A young man hanging around the mail room on the MGM lot seemed quite “confident” in himself according to Collins as she reminsced with Osborne, and the young man in question had dark, curly hair. He asked Collins for a date, as well another actress working on the lot by the name of Yvette Mimieux. That young man just happened to be Jack Nicholson, the Oscar-winning actor and well-known ladies’ man.
As for “The Women, ” Osborne thought Collins’ choice of the film made in 1939 was “so interesting” because of the follow-up feature. Collins starred as Crystal Allen in”The Opposite Sex,” a musical remake of “The Women” made in 1956, which also employed male actors included in the action on the screen. The TCM host felt that the cleverness of the 1939 film was in part due to the logical locations of certain scenes where only women would have been allowed, like a perfume shop or a women’s spa.
Collins chose “The Opposite Sex” because “I did the remake,” and “I thought that would be very interesting to show.” ‘The Women’ was made in black and white, and it was just women and there were no men. It was very modern for the times, I think, because people weren’t dashing off to Reno to get a divorce.
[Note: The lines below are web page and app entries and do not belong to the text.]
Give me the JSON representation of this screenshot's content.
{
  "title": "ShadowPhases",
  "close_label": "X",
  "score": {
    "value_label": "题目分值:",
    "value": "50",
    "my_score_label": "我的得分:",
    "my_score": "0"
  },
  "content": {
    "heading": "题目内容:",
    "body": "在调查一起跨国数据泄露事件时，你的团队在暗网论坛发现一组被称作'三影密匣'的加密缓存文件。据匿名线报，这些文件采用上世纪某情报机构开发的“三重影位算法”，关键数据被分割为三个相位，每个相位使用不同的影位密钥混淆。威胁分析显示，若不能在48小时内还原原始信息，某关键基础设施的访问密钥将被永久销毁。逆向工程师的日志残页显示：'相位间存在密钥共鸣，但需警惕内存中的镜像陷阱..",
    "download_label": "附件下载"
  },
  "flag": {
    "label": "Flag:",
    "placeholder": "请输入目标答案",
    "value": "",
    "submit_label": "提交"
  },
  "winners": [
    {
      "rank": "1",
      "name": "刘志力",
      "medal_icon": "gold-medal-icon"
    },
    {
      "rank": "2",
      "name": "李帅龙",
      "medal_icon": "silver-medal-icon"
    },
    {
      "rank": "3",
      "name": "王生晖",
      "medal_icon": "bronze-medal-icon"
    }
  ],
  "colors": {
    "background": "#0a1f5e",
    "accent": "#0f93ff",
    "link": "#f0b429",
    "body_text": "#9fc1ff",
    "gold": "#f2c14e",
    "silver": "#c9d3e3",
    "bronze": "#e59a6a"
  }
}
Divorce was a relatively new thing in 1939, but I think it holds up rather well.”
The scene with Joan Crawford as Crystal Allen talking on the phone to Stephen Haines during “The Women” seemed “contrived” as far as Collins was concerned, and she felt it was ” a little slapstick.” and didn’t quite “ring true to me.” Since Collins recreated the role in “The Opposite Sex,” she might have studied Crawford’s interpretation more carefully than the other roles in “The Women,” but also revealed to Osborne, who seemed to be extremely thrilled at Collins appearance as a Guest Programmer that “women do gossip, it’s true, but I think they gossip slightly more subtly. When women get together there’s a huge sisterhood. It was extremely clever. Only George Cukor could have done that.” Collins also stated that director Cukor “brought great performances out of the women” in the film.
As for comparing 1939’s “The Women” and 1956’s “The Opposite Sex” made 17 years apart, she told Osborne “they’re very different” and remarked on the “change in attitude” and ” the clothes.”
Collins’ costars in “The Opposite Sex,” were also fondly remembered. Collins said that “Leslie Nielsen was good, but wasn’t he so completely different from the roles he played in the 70s?” She also “really liked Dolores Gray” and found Ann Miller “very funny.”
Relating an odd coincidence concerning two aspects of her lengthy career induced Collins to reveal that “my nemesis in Dynasty was called Crystal.” The popular 80’s telelvision series featured Collins in her iconic role as perpetuallly devious Alexis Carrington Colby, and solidified her persona with popular culture at the time. She “never really thought that she’d “made it” as a major Hollywood star like “Audrey Hepburn” until after the first night Dynasty aired. While Collins was driving down Mulholland Drive, a group of children were screaming her name, and “we hate you, we hate you.” After that, she often answered her private phone with the greeting “Dynasty, #1 show.”
Before the end of her Guest Programming stint, Osborne again thanked Collins for joining him, and Collins said she “had been wanting to do this for years.”
Films screened during Joan Collins’ TCM Guest Programmer visit can be viewed on the TCM Mobile App.